Up until a few decades ago the humanities were conceived around canons of Western history, culture and thought spanning from ancient Greek antiquity to the present day. Eurocentrism structured disciplinary narratives and academic programs, and assigned importance and value to the humanities since the latter legitimized a hierarchical organization of the world around nations, cultures, races, religions, genders, centers/peripheries and so on. As geopolitics change and the dominance of the West is confronted with its impact on human and non-human ecosystems around the globe, a more symbiotic approach to diverse cultures, identities, beliefs and narratives in the plural is gaining ground in academia.
Amidst this rapidly shifting social, political, conceptual and epistemological framework, we want to revisit the workings of art and its histories seeing them as a timely, relevant field which has a part to play ‘in the cultural and social study of the Greek world in the 21st century.’ How do processes of globalization in tandem with the specific historical and geopolitical position of Greece affect the production, display and theorization of art and artistic practices? In turn, how can we use art’s products and histories to talk about Greece in the 21st century? And in what ways do fields such as anthropology, cultural analysis or economy intersect with contemporary art and art theory?
Angela Dimitrakaki (University of Edinburgh & novelist)
Elpida Karaba (independent curator & theorist)
George Mantzios (University of Toronto)
Carl Mauzy (King’s College London)
Janna-Mirl Redmann (University of Geneva & independent art educator)

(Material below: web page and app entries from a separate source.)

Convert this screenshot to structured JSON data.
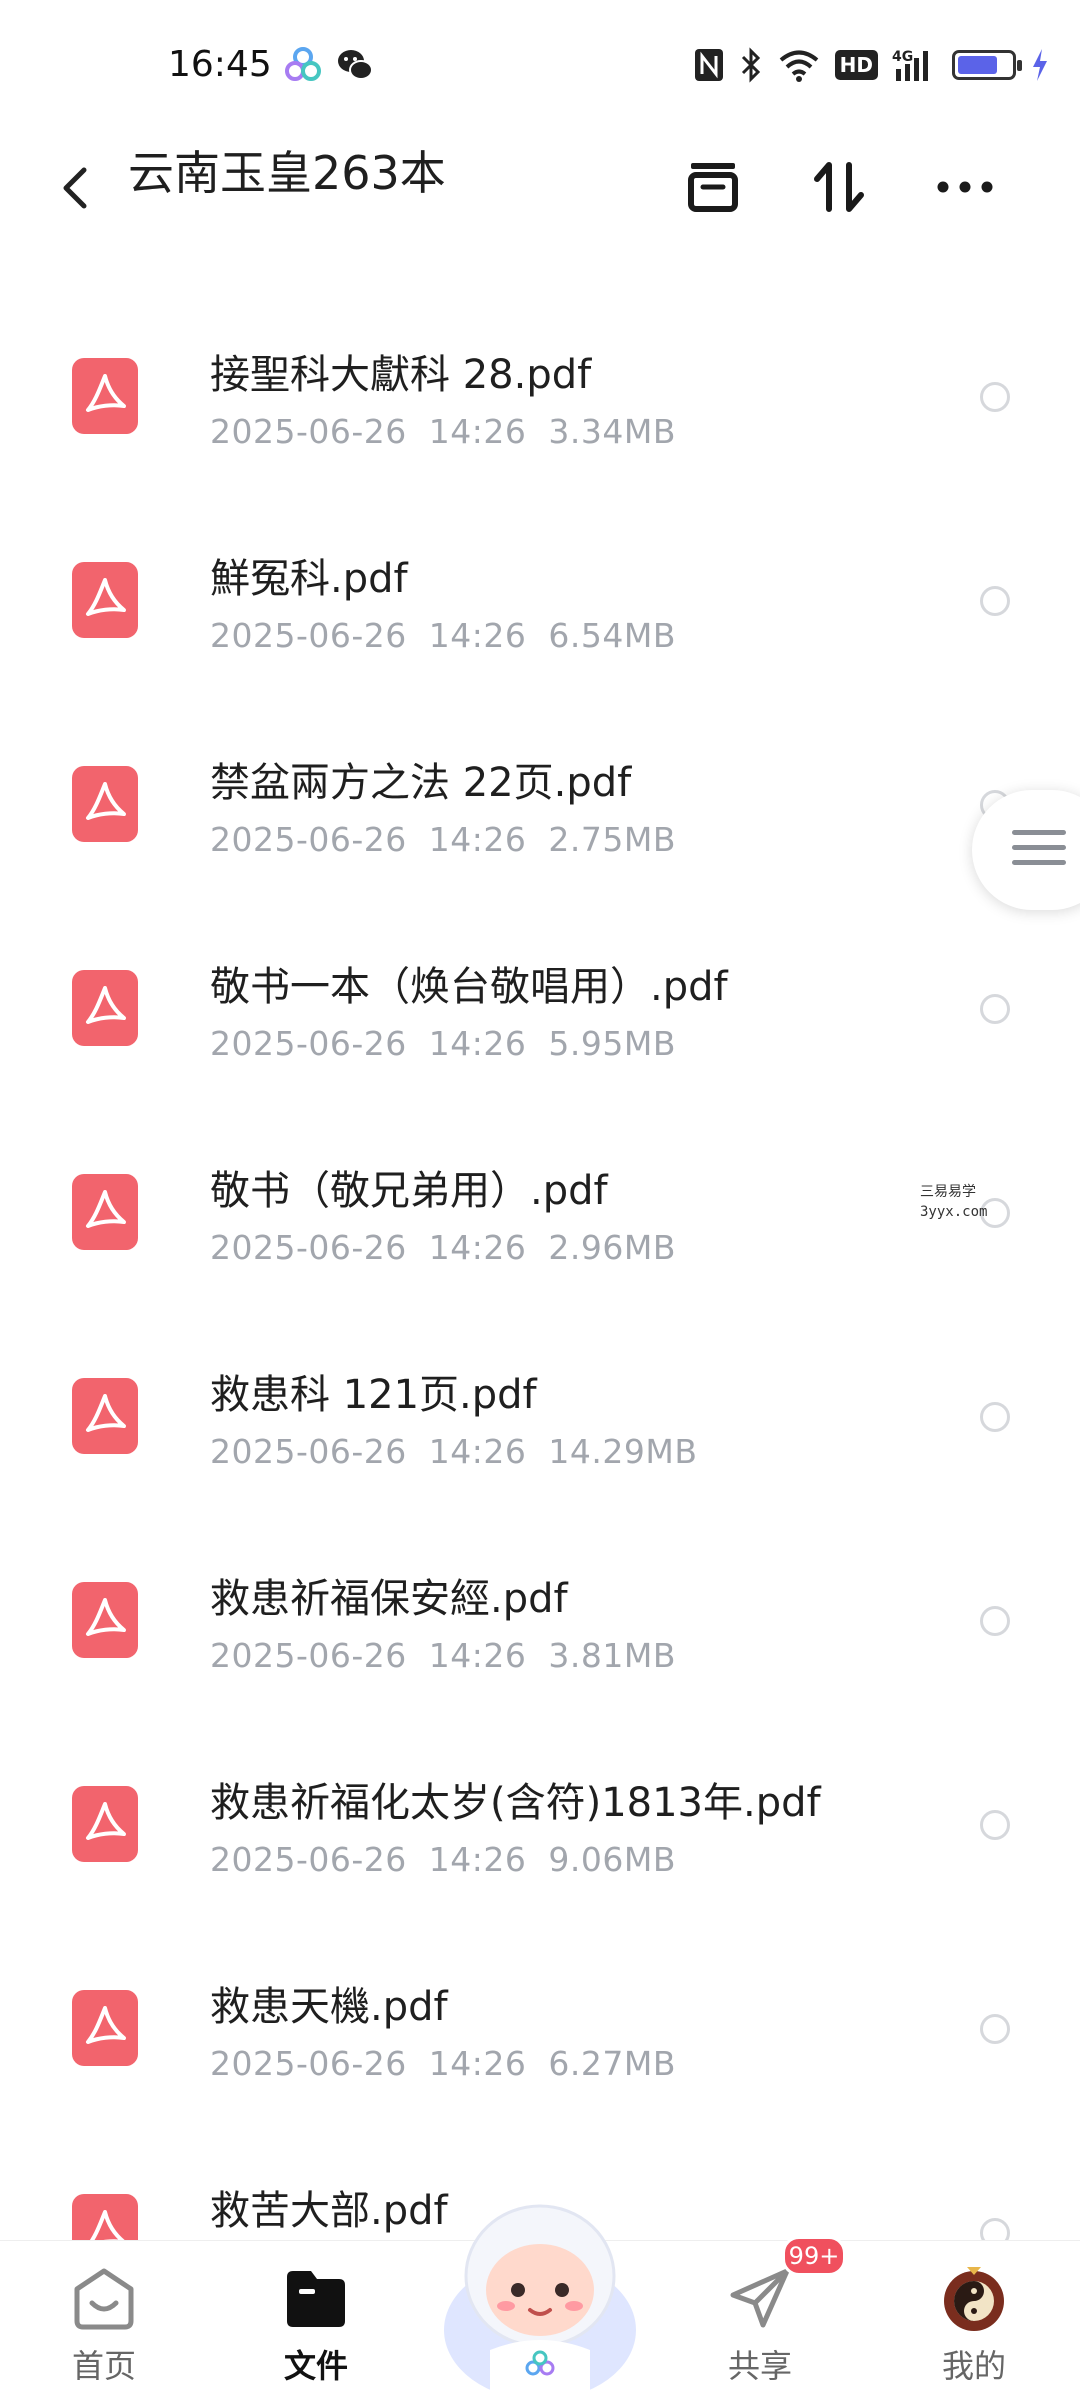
{
  "status_bar": {
    "time": "16:45",
    "icons": [
      "app-cloud-icon",
      "wechat-icon",
      "nfc-icon",
      "bluetooth-icon",
      "wifi-icon",
      "hd-icon",
      "signal-4g-icon",
      "battery-icon",
      "charging-icon"
    ],
    "hd_label": "HD",
    "battery_level": 0.75
  },
  "header": {
    "title": "云南玉皇263本",
    "actions": [
      "archive-icon",
      "sort-icon",
      "more-icon"
    ]
  },
  "files": [
    {
      "name": "接聖科大獻科 28.pdf",
      "date": "2025-06-26",
      "time": "14:26",
      "size": "3.34MB"
    },
    {
      "name": "鮮冤科.pdf",
      "date": "2025-06-26",
      "time": "14:26",
      "size": "6.54MB"
    },
    {
      "name": "禁盆兩方之法 22页.pdf",
      "date": "2025-06-26",
      "time": "14:26",
      "size": "2.75MB"
    },
    {
      "name": "敬书一本（焕台敬唱用）.pdf",
      "date": "2025-06-26",
      "time": "14:26",
      "size": "5.95MB"
    },
    {
      "name": "敬书（敬兄弟用）.pdf",
      "date": "2025-06-26",
      "time": "14:26",
      "size": "2.96MB"
    },
    {
      "name": "救患科 121页.pdf",
      "date": "2025-06-26",
      "time": "14:26",
      "size": "14.29MB"
    },
    {
      "name": "救患祈福保安經.pdf",
      "date": "2025-06-26",
      "time": "14:26",
      "size": "3.81MB"
    },
    {
      "name": "救患祈福化太岁(含符)1813年.pdf",
      "date": "2025-06-26",
      "time": "14:26",
      "size": "9.06MB"
    },
    {
      "name": "救患天機.pdf",
      "date": "2025-06-26",
      "time": "14:26",
      "size": "6.27MB"
    },
    {
      "name": "救苦大部.pdf",
      "date": "",
      "time": "",
      "size": ""
    }
  ],
  "watermark": {
    "line1": "三易易学",
    "line2": "3yyx.com"
  },
  "bottom_nav": {
    "home": "首页",
    "files": "文件",
    "share": "共享",
    "share_badge": "99+",
    "mine": "我的"
  },
  "colors": {
    "pdf": "#f2646d",
    "meta": "#a2a6ad",
    "accent": "#5b63e8",
    "badge": "#f0505e"
  }
}
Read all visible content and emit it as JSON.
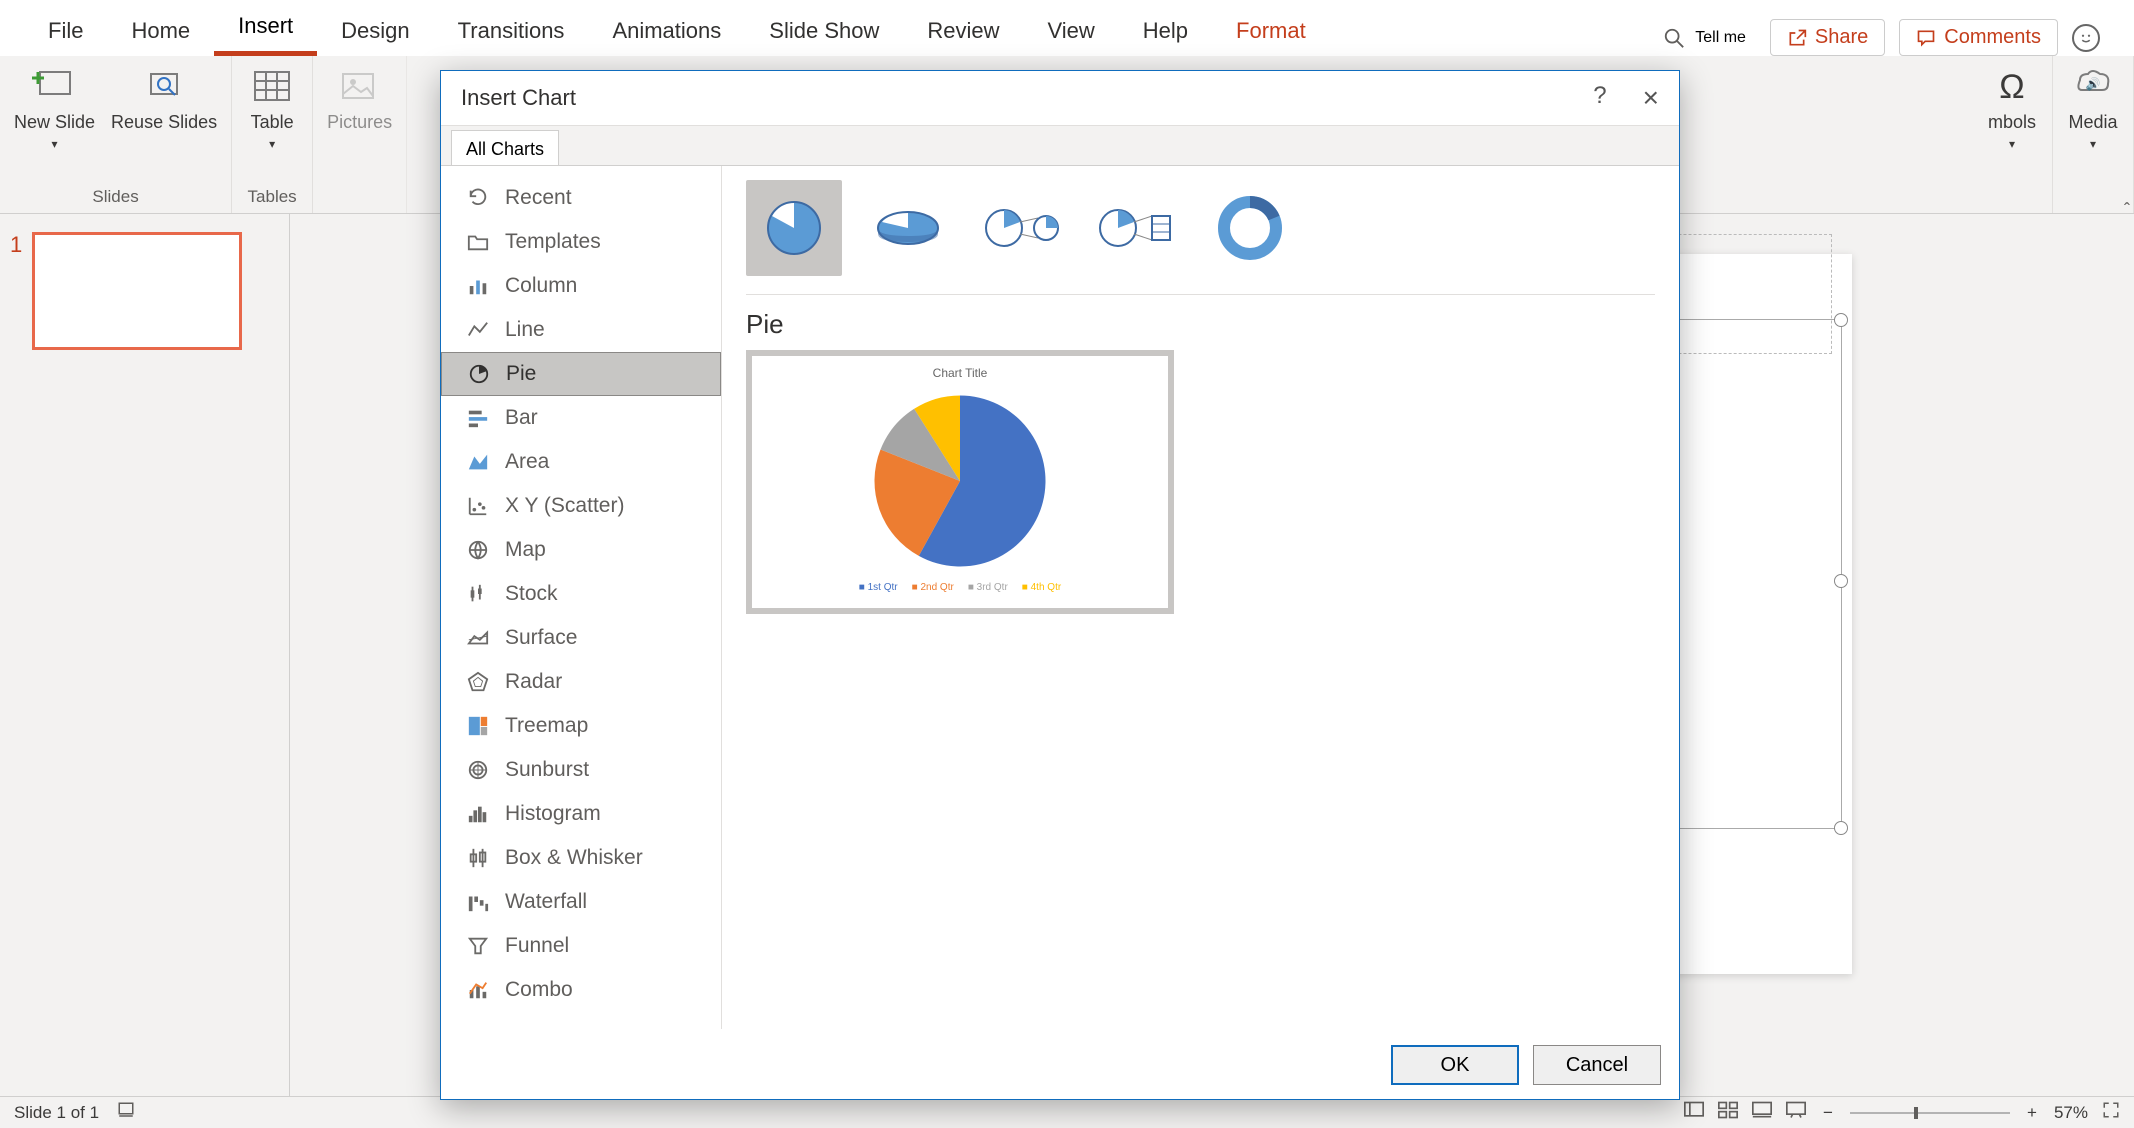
{
  "ribbon": {
    "tabs": [
      "File",
      "Home",
      "Insert",
      "Design",
      "Transitions",
      "Animations",
      "Slide Show",
      "Review",
      "View",
      "Help",
      "Format"
    ],
    "active_tab": "Insert",
    "tellme_placeholder": "Tell me",
    "share_label": "Share",
    "comments_label": "Comments",
    "groups": {
      "slides": {
        "label": "Slides",
        "new_slide": "New Slide",
        "reuse_slides": "Reuse Slides"
      },
      "tables": {
        "label": "Tables",
        "table": "Table"
      },
      "images": {
        "label": "",
        "pictures": "Pictures"
      },
      "symbols": {
        "label": "",
        "symbols": "mbols"
      },
      "media": {
        "label": "",
        "media": "Media"
      }
    }
  },
  "thumbs": {
    "slide1_index": "1"
  },
  "statusbar": {
    "slide_of": "Slide 1 of 1",
    "zoom_pct": "57%"
  },
  "dialog": {
    "title": "Insert Chart",
    "help_icon": "?",
    "close_icon": "×",
    "tab_label": "All Charts",
    "nav_items": [
      "Recent",
      "Templates",
      "Column",
      "Line",
      "Pie",
      "Bar",
      "Area",
      "X Y (Scatter)",
      "Map",
      "Stock",
      "Surface",
      "Radar",
      "Treemap",
      "Sunburst",
      "Histogram",
      "Box & Whisker",
      "Waterfall",
      "Funnel",
      "Combo"
    ],
    "nav_selected": "Pie",
    "section_title": "Pie",
    "preview_title": "Chart Title",
    "legend": [
      "1st Qtr",
      "2nd Qtr",
      "3rd Qtr",
      "4th Qtr"
    ],
    "ok_label": "OK",
    "cancel_label": "Cancel"
  },
  "chart_data": {
    "type": "pie",
    "title": "Chart Title",
    "categories": [
      "1st Qtr",
      "2nd Qtr",
      "3rd Qtr",
      "4th Qtr"
    ],
    "values": [
      58,
      23,
      10,
      9
    ],
    "colors": [
      "#4472c4",
      "#ed7d31",
      "#a5a5a5",
      "#ffc000"
    ]
  }
}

Convened and chaired by:
Eva Fotiadi (St Joost School of Art & Design) and Anthi Argyriou (University of Amsterdam)